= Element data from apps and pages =
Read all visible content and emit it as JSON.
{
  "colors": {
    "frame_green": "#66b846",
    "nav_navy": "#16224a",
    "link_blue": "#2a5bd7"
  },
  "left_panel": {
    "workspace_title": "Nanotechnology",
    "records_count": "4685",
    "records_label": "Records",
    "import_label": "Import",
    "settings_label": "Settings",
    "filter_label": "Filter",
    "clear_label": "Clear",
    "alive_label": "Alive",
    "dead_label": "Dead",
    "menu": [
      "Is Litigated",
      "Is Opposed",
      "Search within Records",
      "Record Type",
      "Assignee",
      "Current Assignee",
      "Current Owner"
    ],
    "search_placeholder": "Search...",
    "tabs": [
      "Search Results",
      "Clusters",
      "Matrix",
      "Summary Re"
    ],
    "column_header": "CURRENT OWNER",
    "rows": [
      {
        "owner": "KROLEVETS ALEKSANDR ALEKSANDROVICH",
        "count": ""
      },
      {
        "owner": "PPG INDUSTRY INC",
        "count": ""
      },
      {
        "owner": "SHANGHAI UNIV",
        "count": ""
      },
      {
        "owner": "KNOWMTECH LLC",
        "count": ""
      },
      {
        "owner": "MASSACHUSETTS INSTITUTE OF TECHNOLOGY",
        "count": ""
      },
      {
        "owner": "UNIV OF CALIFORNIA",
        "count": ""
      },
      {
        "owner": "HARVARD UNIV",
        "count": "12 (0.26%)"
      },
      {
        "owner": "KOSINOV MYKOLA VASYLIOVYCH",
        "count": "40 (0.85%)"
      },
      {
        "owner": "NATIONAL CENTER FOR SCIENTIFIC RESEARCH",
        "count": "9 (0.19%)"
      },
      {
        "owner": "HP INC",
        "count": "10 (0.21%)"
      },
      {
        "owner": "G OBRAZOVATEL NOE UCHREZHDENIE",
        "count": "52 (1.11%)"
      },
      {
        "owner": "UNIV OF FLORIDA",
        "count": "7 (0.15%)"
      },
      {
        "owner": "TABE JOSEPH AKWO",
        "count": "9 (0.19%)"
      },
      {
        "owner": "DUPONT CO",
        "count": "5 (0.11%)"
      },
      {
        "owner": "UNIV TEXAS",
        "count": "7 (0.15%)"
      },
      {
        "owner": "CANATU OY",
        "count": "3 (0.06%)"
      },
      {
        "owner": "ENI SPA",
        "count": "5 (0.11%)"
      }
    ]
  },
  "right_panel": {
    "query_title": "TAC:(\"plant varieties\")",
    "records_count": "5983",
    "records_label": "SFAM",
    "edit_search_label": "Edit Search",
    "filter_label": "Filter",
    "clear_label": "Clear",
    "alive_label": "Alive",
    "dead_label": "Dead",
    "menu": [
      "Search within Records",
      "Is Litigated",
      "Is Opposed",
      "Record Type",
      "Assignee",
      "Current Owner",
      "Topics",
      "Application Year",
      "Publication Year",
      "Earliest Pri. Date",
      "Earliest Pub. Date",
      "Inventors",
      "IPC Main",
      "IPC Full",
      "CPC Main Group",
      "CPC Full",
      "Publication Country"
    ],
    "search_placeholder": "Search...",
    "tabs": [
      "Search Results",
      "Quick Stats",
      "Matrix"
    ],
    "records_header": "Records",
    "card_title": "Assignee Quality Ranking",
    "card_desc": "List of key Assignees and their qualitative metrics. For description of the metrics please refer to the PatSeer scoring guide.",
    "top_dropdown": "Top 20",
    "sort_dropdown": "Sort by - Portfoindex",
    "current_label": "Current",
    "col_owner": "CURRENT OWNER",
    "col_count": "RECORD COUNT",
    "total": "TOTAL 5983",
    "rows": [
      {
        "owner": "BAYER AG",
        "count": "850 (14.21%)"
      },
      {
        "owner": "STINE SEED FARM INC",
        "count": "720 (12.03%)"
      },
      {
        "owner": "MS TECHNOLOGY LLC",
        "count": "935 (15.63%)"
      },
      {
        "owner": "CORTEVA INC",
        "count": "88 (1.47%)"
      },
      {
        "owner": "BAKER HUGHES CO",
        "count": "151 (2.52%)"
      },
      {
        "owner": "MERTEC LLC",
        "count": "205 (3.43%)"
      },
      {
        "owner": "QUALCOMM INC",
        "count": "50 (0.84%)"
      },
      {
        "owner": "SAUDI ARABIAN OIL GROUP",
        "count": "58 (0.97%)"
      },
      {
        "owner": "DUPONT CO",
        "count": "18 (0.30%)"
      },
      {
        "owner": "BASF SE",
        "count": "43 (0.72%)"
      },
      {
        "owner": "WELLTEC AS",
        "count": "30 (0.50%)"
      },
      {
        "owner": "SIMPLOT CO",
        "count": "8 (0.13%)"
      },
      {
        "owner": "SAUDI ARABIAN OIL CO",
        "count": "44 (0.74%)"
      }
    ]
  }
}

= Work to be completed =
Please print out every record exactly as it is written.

= Answer to this task =
Read all visible content and emit it as JSON.
{
  "colors": {
    "frame_green": "#66b846",
    "nav_navy": "#16224a",
    "link_blue": "#2a5bd7"
  },
  "left_panel": {
    "workspace_title": "Nanotechnology",
    "records_count": "4685",
    "records_label": "Records",
    "import_label": "Import",
    "settings_label": "Settings",
    "filter_label": "Filter",
    "clear_label": "Clear",
    "alive_label": "Alive",
    "dead_label": "Dead",
    "menu": [
      "Is Litigated",
      "Is Opposed",
      "Search within Records",
      "Record Type",
      "Assignee",
      "Current Assignee",
      "Current Owner"
    ],
    "search_placeholder": "Search...",
    "tabs": [
      "Search Results",
      "Clusters",
      "Matrix",
      "Summary Re"
    ],
    "column_header": "CURRENT OWNER",
    "rows": [
      {
        "owner": "KROLEVETS ALEKSANDR ALEKSANDROVICH",
        "count": ""
      },
      {
        "owner": "PPG INDUSTRY INC",
        "count": ""
      },
      {
        "owner": "SHANGHAI UNIV",
        "count": ""
      },
      {
        "owner": "KNOWMTECH LLC",
        "count": ""
      },
      {
        "owner": "MASSACHUSETTS INSTITUTE OF TECHNOLOGY",
        "count": ""
      },
      {
        "owner": "UNIV OF CALIFORNIA",
        "count": ""
      },
      {
        "owner": "HARVARD UNIV",
        "count": "12 (0.26%)"
      },
      {
        "owner": "KOSINOV MYKOLA VASYLIOVYCH",
        "count": "40 (0.85%)"
      },
      {
        "owner": "NATIONAL CENTER FOR SCIENTIFIC RESEARCH",
        "count": "9 (0.19%)"
      },
      {
        "owner": "HP INC",
        "count": "10 (0.21%)"
      },
      {
        "owner": "G OBRAZOVATEL NOE UCHREZHDENIE",
        "count": "52 (1.11%)"
      },
      {
        "owner": "UNIV OF FLORIDA",
        "count": "7 (0.15%)"
      },
      {
        "owner": "TABE JOSEPH AKWO",
        "count": "9 (0.19%)"
      },
      {
        "owner": "DUPONT CO",
        "count": "5 (0.11%)"
      },
      {
        "owner": "UNIV TEXAS",
        "count": "7 (0.15%)"
      },
      {
        "owner": "CANATU OY",
        "count": "3 (0.06%)"
      },
      {
        "owner": "ENI SPA",
        "count": "5 (0.11%)"
      }
    ]
  },
  "right_panel": {
    "query_title": "TAC:(\"plant varieties\")",
    "records_count": "5983",
    "records_label": "SFAM",
    "edit_search_label": "Edit Search",
    "filter_label": "Filter",
    "clear_label": "Clear",
    "alive_label": "Alive",
    "dead_label": "Dead",
    "menu": [
      "Search within Records",
      "Is Litigated",
      "Is Opposed",
      "Record Type",
      "Assignee",
      "Current Owner",
      "Topics",
      "Application Year",
      "Publication Year",
      "Earliest Pri. Date",
      "Earliest Pub. Date",
      "Inventors",
      "IPC Main",
      "IPC Full",
      "CPC Main Group",
      "CPC Full",
      "Publication Country"
    ],
    "search_placeholder": "Search...",
    "tabs": [
      "Search Results",
      "Quick Stats",
      "Matrix"
    ],
    "records_header": "Records",
    "card_title": "Assignee Quality Ranking",
    "card_desc": "List of key Assignees and their qualitative metrics. For description of the metrics please refer to the PatSeer scoring guide.",
    "top_dropdown": "Top 20",
    "sort_dropdown": "Sort by - Portfoindex",
    "current_label": "Current",
    "col_owner": "CURRENT OWNER",
    "col_count": "RECORD COUNT",
    "total": "TOTAL 5983",
    "rows": [
      {
        "owner": "BAYER AG",
        "count": "850 (14.21%)"
      },
      {
        "owner": "STINE SEED FARM INC",
        "count": "720 (12.03%)"
      },
      {
        "owner": "MS TECHNOLOGY LLC",
        "count": "935 (15.63%)"
      },
      {
        "owner": "CORTEVA INC",
        "count": "88 (1.47%)"
      },
      {
        "owner": "BAKER HUGHES CO",
        "count": "151 (2.52%)"
      },
      {
        "owner": "MERTEC LLC",
        "count": "205 (3.43%)"
      },
      {
        "owner": "QUALCOMM INC",
        "count": "50 (0.84%)"
      },
      {
        "owner": "SAUDI ARABIAN OIL GROUP",
        "count": "58 (0.97%)"
      },
      {
        "owner": "DUPONT CO",
        "count": "18 (0.30%)"
      },
      {
        "owner": "BASF SE",
        "count": "43 (0.72%)"
      },
      {
        "owner": "WELLTEC AS",
        "count": "30 (0.50%)"
      },
      {
        "owner": "SIMPLOT CO",
        "count": "8 (0.13%)"
      },
      {
        "owner": "SAUDI ARABIAN OIL CO",
        "count": "44 (0.74%)"
      }
    ]
  }
}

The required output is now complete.